### THE TASK
Please return each entry that follows exactly as written, and keep the pictures out.

[TASK MATERIAL — start]

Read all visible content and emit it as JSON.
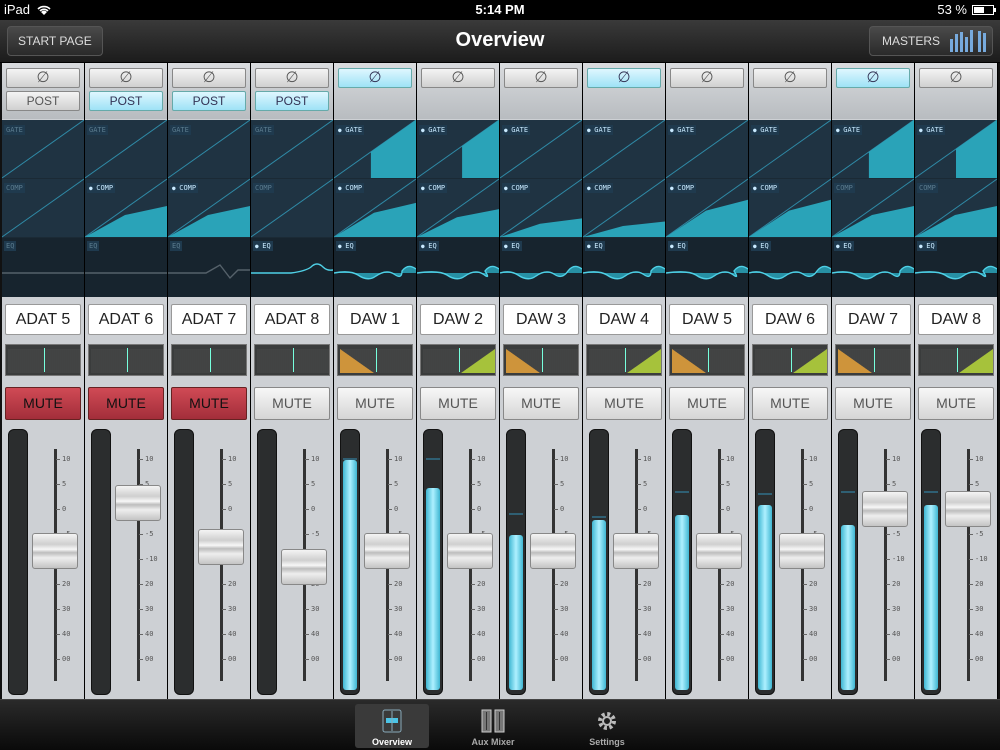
{
  "status_bar": {
    "device": "iPad",
    "time": "5:14 PM",
    "battery": "53 %"
  },
  "header": {
    "title": "Overview",
    "start_page_label": "START PAGE",
    "masters_label": "MASTERS"
  },
  "phase_symbol": "∅",
  "fader_scale": [
    "10",
    "5",
    "0",
    "-5",
    "-10",
    "20",
    "30",
    "40",
    "00"
  ],
  "channels": [
    {
      "name": "ADAT 5",
      "post": "POST",
      "post_shown": true,
      "post_on": false,
      "phase_on": false,
      "gate_on": false,
      "comp_on": false,
      "eq_on": false,
      "gate_thresh": 0,
      "comp_ratio": 0,
      "eq_shape": "flat",
      "pan": "center",
      "mute": "MUTE",
      "muted": true,
      "meter_level": 0,
      "meter_peak": 0,
      "fader_position": 0.58
    },
    {
      "name": "ADAT 6",
      "post": "POST",
      "post_shown": true,
      "post_on": true,
      "phase_on": false,
      "gate_on": false,
      "comp_on": true,
      "eq_on": false,
      "gate_thresh": 0,
      "comp_ratio": 0.5,
      "eq_shape": "flat",
      "pan": "center",
      "mute": "MUTE",
      "muted": true,
      "meter_level": 0,
      "meter_peak": 0,
      "fader_position": 0.82
    },
    {
      "name": "ADAT 7",
      "post": "POST",
      "post_shown": true,
      "post_on": true,
      "phase_on": false,
      "gate_on": false,
      "comp_on": true,
      "eq_on": false,
      "gate_thresh": 0,
      "comp_ratio": 0.5,
      "eq_shape": "notch",
      "pan": "center",
      "mute": "MUTE",
      "muted": true,
      "meter_level": 0,
      "meter_peak": 0,
      "fader_position": 0.6
    },
    {
      "name": "ADAT 8",
      "post": "POST",
      "post_shown": true,
      "post_on": true,
      "phase_on": false,
      "gate_on": false,
      "comp_on": false,
      "eq_on": true,
      "gate_thresh": 0,
      "comp_ratio": 0,
      "eq_shape": "bump",
      "pan": "center",
      "mute": "MUTE",
      "muted": false,
      "meter_level": 0,
      "meter_peak": 0,
      "fader_position": 0.5
    },
    {
      "name": "DAW 1",
      "post": "",
      "post_shown": false,
      "post_on": false,
      "phase_on": true,
      "gate_on": true,
      "comp_on": true,
      "eq_on": true,
      "gate_thresh": 0.45,
      "comp_ratio": 0.55,
      "eq_shape": "wave",
      "pan": "left",
      "mute": "MUTE",
      "muted": false,
      "meter_level": 0.92,
      "meter_peak": 0.92,
      "fader_position": 0.58
    },
    {
      "name": "DAW 2",
      "post": "",
      "post_shown": false,
      "post_on": false,
      "phase_on": false,
      "gate_on": true,
      "comp_on": true,
      "eq_on": true,
      "gate_thresh": 0.55,
      "comp_ratio": 0.45,
      "eq_shape": "wave",
      "pan": "right",
      "mute": "MUTE",
      "muted": false,
      "meter_level": 0.81,
      "meter_peak": 0.92,
      "fader_position": 0.58
    },
    {
      "name": "DAW 3",
      "post": "",
      "post_shown": false,
      "post_on": false,
      "phase_on": false,
      "gate_on": true,
      "comp_on": true,
      "eq_on": true,
      "gate_thresh": 0,
      "comp_ratio": 0.3,
      "eq_shape": "wave",
      "pan": "left",
      "mute": "MUTE",
      "muted": false,
      "meter_level": 0.62,
      "meter_peak": 0.7,
      "fader_position": 0.58
    },
    {
      "name": "DAW 4",
      "post": "",
      "post_shown": false,
      "post_on": false,
      "phase_on": true,
      "gate_on": true,
      "comp_on": true,
      "eq_on": true,
      "gate_thresh": 0,
      "comp_ratio": 0.25,
      "eq_shape": "wave",
      "pan": "right",
      "mute": "MUTE",
      "muted": false,
      "meter_level": 0.68,
      "meter_peak": 0.69,
      "fader_position": 0.58
    },
    {
      "name": "DAW 5",
      "post": "",
      "post_shown": false,
      "post_on": false,
      "phase_on": false,
      "gate_on": true,
      "comp_on": true,
      "eq_on": true,
      "gate_thresh": 0,
      "comp_ratio": 0.6,
      "eq_shape": "wave",
      "pan": "left",
      "mute": "MUTE",
      "muted": false,
      "meter_level": 0.7,
      "meter_peak": 0.79,
      "fader_position": 0.58
    },
    {
      "name": "DAW 6",
      "post": "",
      "post_shown": false,
      "post_on": false,
      "phase_on": false,
      "gate_on": true,
      "comp_on": true,
      "eq_on": true,
      "gate_thresh": 0,
      "comp_ratio": 0.6,
      "eq_shape": "wave",
      "pan": "right",
      "mute": "MUTE",
      "muted": false,
      "meter_level": 0.74,
      "meter_peak": 0.78,
      "fader_position": 0.58
    },
    {
      "name": "DAW 7",
      "post": "",
      "post_shown": false,
      "post_on": false,
      "phase_on": true,
      "gate_on": true,
      "comp_on": false,
      "eq_on": true,
      "gate_thresh": 0.45,
      "comp_ratio": 0.5,
      "eq_shape": "wave",
      "pan": "left",
      "mute": "MUTE",
      "muted": false,
      "meter_level": 0.66,
      "meter_peak": 0.79,
      "fader_position": 0.79
    },
    {
      "name": "DAW 8",
      "post": "",
      "post_shown": false,
      "post_on": false,
      "phase_on": false,
      "gate_on": true,
      "comp_on": false,
      "eq_on": true,
      "gate_thresh": 0.5,
      "comp_ratio": 0.5,
      "eq_shape": "wave",
      "pan": "right",
      "mute": "MUTE",
      "muted": false,
      "meter_level": 0.74,
      "meter_peak": 0.79,
      "fader_position": 0.79
    }
  ],
  "dyn_labels": {
    "gate": "GATE",
    "comp": "COMP",
    "eq": "EQ"
  },
  "tabs": [
    {
      "label": "Overview",
      "icon": "overview-icon",
      "selected": true
    },
    {
      "label": "Aux Mixer",
      "icon": "aux-mixer-icon",
      "selected": false
    },
    {
      "label": "Settings",
      "icon": "gear-icon",
      "selected": false
    }
  ],
  "colors": {
    "accent": "#3fb7d3",
    "mute_on": "#c0404c",
    "post_on": "#9ee2f6",
    "pan_left": "#e8a23a",
    "pan_right": "#b8d83a"
  }
}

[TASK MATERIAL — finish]

### RESULT BELOW
Read all visible content and emit it as JSON.
{
  "status_bar": {
    "device": "iPad",
    "time": "5:14 PM",
    "battery": "53 %"
  },
  "header": {
    "title": "Overview",
    "start_page_label": "START PAGE",
    "masters_label": "MASTERS"
  },
  "phase_symbol": "∅",
  "fader_scale": [
    "10",
    "5",
    "0",
    "-5",
    "-10",
    "20",
    "30",
    "40",
    "00"
  ],
  "channels": [
    {
      "name": "ADAT 5",
      "post": "POST",
      "post_shown": true,
      "post_on": false,
      "phase_on": false,
      "gate_on": false,
      "comp_on": false,
      "eq_on": false,
      "gate_thresh": 0,
      "comp_ratio": 0,
      "eq_shape": "flat",
      "pan": "center",
      "mute": "MUTE",
      "muted": true,
      "meter_level": 0,
      "meter_peak": 0,
      "fader_position": 0.58
    },
    {
      "name": "ADAT 6",
      "post": "POST",
      "post_shown": true,
      "post_on": true,
      "phase_on": false,
      "gate_on": false,
      "comp_on": true,
      "eq_on": false,
      "gate_thresh": 0,
      "comp_ratio": 0.5,
      "eq_shape": "flat",
      "pan": "center",
      "mute": "MUTE",
      "muted": true,
      "meter_level": 0,
      "meter_peak": 0,
      "fader_position": 0.82
    },
    {
      "name": "ADAT 7",
      "post": "POST",
      "post_shown": true,
      "post_on": true,
      "phase_on": false,
      "gate_on": false,
      "comp_on": true,
      "eq_on": false,
      "gate_thresh": 0,
      "comp_ratio": 0.5,
      "eq_shape": "notch",
      "pan": "center",
      "mute": "MUTE",
      "muted": true,
      "meter_level": 0,
      "meter_peak": 0,
      "fader_position": 0.6
    },
    {
      "name": "ADAT 8",
      "post": "POST",
      "post_shown": true,
      "post_on": true,
      "phase_on": false,
      "gate_on": false,
      "comp_on": false,
      "eq_on": true,
      "gate_thresh": 0,
      "comp_ratio": 0,
      "eq_shape": "bump",
      "pan": "center",
      "mute": "MUTE",
      "muted": false,
      "meter_level": 0,
      "meter_peak": 0,
      "fader_position": 0.5
    },
    {
      "name": "DAW 1",
      "post": "",
      "post_shown": false,
      "post_on": false,
      "phase_on": true,
      "gate_on": true,
      "comp_on": true,
      "eq_on": true,
      "gate_thresh": 0.45,
      "comp_ratio": 0.55,
      "eq_shape": "wave",
      "pan": "left",
      "mute": "MUTE",
      "muted": false,
      "meter_level": 0.92,
      "meter_peak": 0.92,
      "fader_position": 0.58
    },
    {
      "name": "DAW 2",
      "post": "",
      "post_shown": false,
      "post_on": false,
      "phase_on": false,
      "gate_on": true,
      "comp_on": true,
      "eq_on": true,
      "gate_thresh": 0.55,
      "comp_ratio": 0.45,
      "eq_shape": "wave",
      "pan": "right",
      "mute": "MUTE",
      "muted": false,
      "meter_level": 0.81,
      "meter_peak": 0.92,
      "fader_position": 0.58
    },
    {
      "name": "DAW 3",
      "post": "",
      "post_shown": false,
      "post_on": false,
      "phase_on": false,
      "gate_on": true,
      "comp_on": true,
      "eq_on": true,
      "gate_thresh": 0,
      "comp_ratio": 0.3,
      "eq_shape": "wave",
      "pan": "left",
      "mute": "MUTE",
      "muted": false,
      "meter_level": 0.62,
      "meter_peak": 0.7,
      "fader_position": 0.58
    },
    {
      "name": "DAW 4",
      "post": "",
      "post_shown": false,
      "post_on": false,
      "phase_on": true,
      "gate_on": true,
      "comp_on": true,
      "eq_on": true,
      "gate_thresh": 0,
      "comp_ratio": 0.25,
      "eq_shape": "wave",
      "pan": "right",
      "mute": "MUTE",
      "muted": false,
      "meter_level": 0.68,
      "meter_peak": 0.69,
      "fader_position": 0.58
    },
    {
      "name": "DAW 5",
      "post": "",
      "post_shown": false,
      "post_on": false,
      "phase_on": false,
      "gate_on": true,
      "comp_on": true,
      "eq_on": true,
      "gate_thresh": 0,
      "comp_ratio": 0.6,
      "eq_shape": "wave",
      "pan": "left",
      "mute": "MUTE",
      "muted": false,
      "meter_level": 0.7,
      "meter_peak": 0.79,
      "fader_position": 0.58
    },
    {
      "name": "DAW 6",
      "post": "",
      "post_shown": false,
      "post_on": false,
      "phase_on": false,
      "gate_on": true,
      "comp_on": true,
      "eq_on": true,
      "gate_thresh": 0,
      "comp_ratio": 0.6,
      "eq_shape": "wave",
      "pan": "right",
      "mute": "MUTE",
      "muted": false,
      "meter_level": 0.74,
      "meter_peak": 0.78,
      "fader_position": 0.58
    },
    {
      "name": "DAW 7",
      "post": "",
      "post_shown": false,
      "post_on": false,
      "phase_on": true,
      "gate_on": true,
      "comp_on": false,
      "eq_on": true,
      "gate_thresh": 0.45,
      "comp_ratio": 0.5,
      "eq_shape": "wave",
      "pan": "left",
      "mute": "MUTE",
      "muted": false,
      "meter_level": 0.66,
      "meter_peak": 0.79,
      "fader_position": 0.79
    },
    {
      "name": "DAW 8",
      "post": "",
      "post_shown": false,
      "post_on": false,
      "phase_on": false,
      "gate_on": true,
      "comp_on": false,
      "eq_on": true,
      "gate_thresh": 0.5,
      "comp_ratio": 0.5,
      "eq_shape": "wave",
      "pan": "right",
      "mute": "MUTE",
      "muted": false,
      "meter_level": 0.74,
      "meter_peak": 0.79,
      "fader_position": 0.79
    }
  ],
  "dyn_labels": {
    "gate": "GATE",
    "comp": "COMP",
    "eq": "EQ"
  },
  "tabs": [
    {
      "label": "Overview",
      "icon": "overview-icon",
      "selected": true
    },
    {
      "label": "Aux Mixer",
      "icon": "aux-mixer-icon",
      "selected": false
    },
    {
      "label": "Settings",
      "icon": "gear-icon",
      "selected": false
    }
  ],
  "colors": {
    "accent": "#3fb7d3",
    "mute_on": "#c0404c",
    "post_on": "#9ee2f6",
    "pan_left": "#e8a23a",
    "pan_right": "#b8d83a"
  }
}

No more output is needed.